_WHAT TO PRODUCE_
Set it all down exactly, every record and every line.

_TASK MATERIAL_
————————
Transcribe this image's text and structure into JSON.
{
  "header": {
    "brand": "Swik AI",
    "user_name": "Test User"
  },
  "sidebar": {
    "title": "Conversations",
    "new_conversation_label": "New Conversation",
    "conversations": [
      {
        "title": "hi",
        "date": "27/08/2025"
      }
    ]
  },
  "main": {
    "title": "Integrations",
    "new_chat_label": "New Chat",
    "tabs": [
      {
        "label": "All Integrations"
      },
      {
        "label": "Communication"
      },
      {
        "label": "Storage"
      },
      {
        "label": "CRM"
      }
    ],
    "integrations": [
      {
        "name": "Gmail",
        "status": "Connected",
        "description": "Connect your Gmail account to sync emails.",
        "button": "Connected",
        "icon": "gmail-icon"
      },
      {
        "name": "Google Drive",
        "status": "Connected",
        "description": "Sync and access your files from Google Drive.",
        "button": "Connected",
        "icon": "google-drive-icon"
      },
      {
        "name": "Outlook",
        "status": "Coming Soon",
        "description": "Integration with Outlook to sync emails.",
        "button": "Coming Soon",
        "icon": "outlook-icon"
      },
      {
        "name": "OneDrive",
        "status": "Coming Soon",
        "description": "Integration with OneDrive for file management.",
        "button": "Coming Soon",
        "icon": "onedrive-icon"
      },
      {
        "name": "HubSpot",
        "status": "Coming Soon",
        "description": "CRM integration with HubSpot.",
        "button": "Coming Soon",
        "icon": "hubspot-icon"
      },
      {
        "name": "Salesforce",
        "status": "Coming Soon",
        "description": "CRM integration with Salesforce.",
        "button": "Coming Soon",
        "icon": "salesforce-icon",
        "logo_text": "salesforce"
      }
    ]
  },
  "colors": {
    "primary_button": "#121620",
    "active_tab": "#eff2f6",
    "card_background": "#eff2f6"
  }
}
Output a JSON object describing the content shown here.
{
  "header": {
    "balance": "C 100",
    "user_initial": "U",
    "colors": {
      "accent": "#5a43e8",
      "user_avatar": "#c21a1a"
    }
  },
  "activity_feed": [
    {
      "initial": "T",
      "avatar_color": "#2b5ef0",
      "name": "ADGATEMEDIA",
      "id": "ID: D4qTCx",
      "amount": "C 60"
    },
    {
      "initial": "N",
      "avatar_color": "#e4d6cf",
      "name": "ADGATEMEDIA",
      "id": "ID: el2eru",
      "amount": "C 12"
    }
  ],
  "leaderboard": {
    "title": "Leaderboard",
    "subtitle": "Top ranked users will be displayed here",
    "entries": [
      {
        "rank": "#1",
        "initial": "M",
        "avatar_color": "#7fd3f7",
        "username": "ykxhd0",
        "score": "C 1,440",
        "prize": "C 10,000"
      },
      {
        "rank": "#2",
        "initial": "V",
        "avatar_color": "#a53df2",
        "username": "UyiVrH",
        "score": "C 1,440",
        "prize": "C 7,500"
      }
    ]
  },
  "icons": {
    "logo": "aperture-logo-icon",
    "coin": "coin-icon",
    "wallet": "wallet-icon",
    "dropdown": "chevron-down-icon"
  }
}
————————
_ANSWER SECTION_
Transcribe this image's text and structure into JSON.
{
  "header": {
    "brand": "Swik AI",
    "user_name": "Test User"
  },
  "sidebar": {
    "title": "Conversations",
    "new_conversation_label": "New Conversation",
    "conversations": [
      {
        "title": "hi",
        "date": "27/08/2025"
      }
    ]
  },
  "main": {
    "title": "Integrations",
    "new_chat_label": "New Chat",
    "tabs": [
      {
        "label": "All Integrations"
      },
      {
        "label": "Communication"
      },
      {
        "label": "Storage"
      },
      {
        "label": "CRM"
      }
    ],
    "integrations": [
      {
        "name": "Gmail",
        "status": "Connected",
        "description": "Connect your Gmail account to sync emails.",
        "button": "Connected",
        "icon": "gmail-icon"
      },
      {
        "name": "Google Drive",
        "status": "Connected",
        "description": "Sync and access your files from Google Drive.",
        "button": "Connected",
        "icon": "google-drive-icon"
      },
      {
        "name": "Outlook",
        "status": "Coming Soon",
        "description": "Integration with Outlook to sync emails.",
        "button": "Coming Soon",
        "icon": "outlook-icon"
      },
      {
        "name": "OneDrive",
        "status": "Coming Soon",
        "description": "Integration with OneDrive for file management.",
        "button": "Coming Soon",
        "icon": "onedrive-icon"
      },
      {
        "name": "HubSpot",
        "status": "Coming Soon",
        "description": "CRM integration with HubSpot.",
        "button": "Coming Soon",
        "icon": "hubspot-icon"
      },
      {
        "name": "Salesforce",
        "status": "Coming Soon",
        "description": "CRM integration with Salesforce.",
        "button": "Coming Soon",
        "icon": "salesforce-icon",
        "logo_text": "salesforce"
      }
    ]
  },
  "colors": {
    "primary_button": "#121620",
    "active_tab": "#eff2f6",
    "card_background": "#eff2f6"
  }
}
Output a JSON object describing the content shown here.
{
  "header": {
    "balance": "C 100",
    "user_initial": "U",
    "colors": {
      "accent": "#5a43e8",
      "user_avatar": "#c21a1a"
    }
  },
  "activity_feed": [
    {
      "initial": "T",
      "avatar_color": "#2b5ef0",
      "name": "ADGATEMEDIA",
      "id": "ID: D4qTCx",
      "amount": "C 60"
    },
    {
      "initial": "N",
      "avatar_color": "#e4d6cf",
      "name": "ADGATEMEDIA",
      "id": "ID: el2eru",
      "amount": "C 12"
    }
  ],
  "leaderboard": {
    "title": "Leaderboard",
    "subtitle": "Top ranked users will be displayed here",
    "entries": [
      {
        "rank": "#1",
        "initial": "M",
        "avatar_color": "#7fd3f7",
        "username": "ykxhd0",
        "score": "C 1,440",
        "prize": "C 10,000"
      },
      {
        "rank": "#2",
        "initial": "V",
        "avatar_color": "#a53df2",
        "username": "UyiVrH",
        "score": "C 1,440",
        "prize": "C 7,500"
      }
    ]
  },
  "icons": {
    "logo": "aperture-logo-icon",
    "coin": "coin-icon",
    "wallet": "wallet-icon",
    "dropdown": "chevron-down-icon"
  }
}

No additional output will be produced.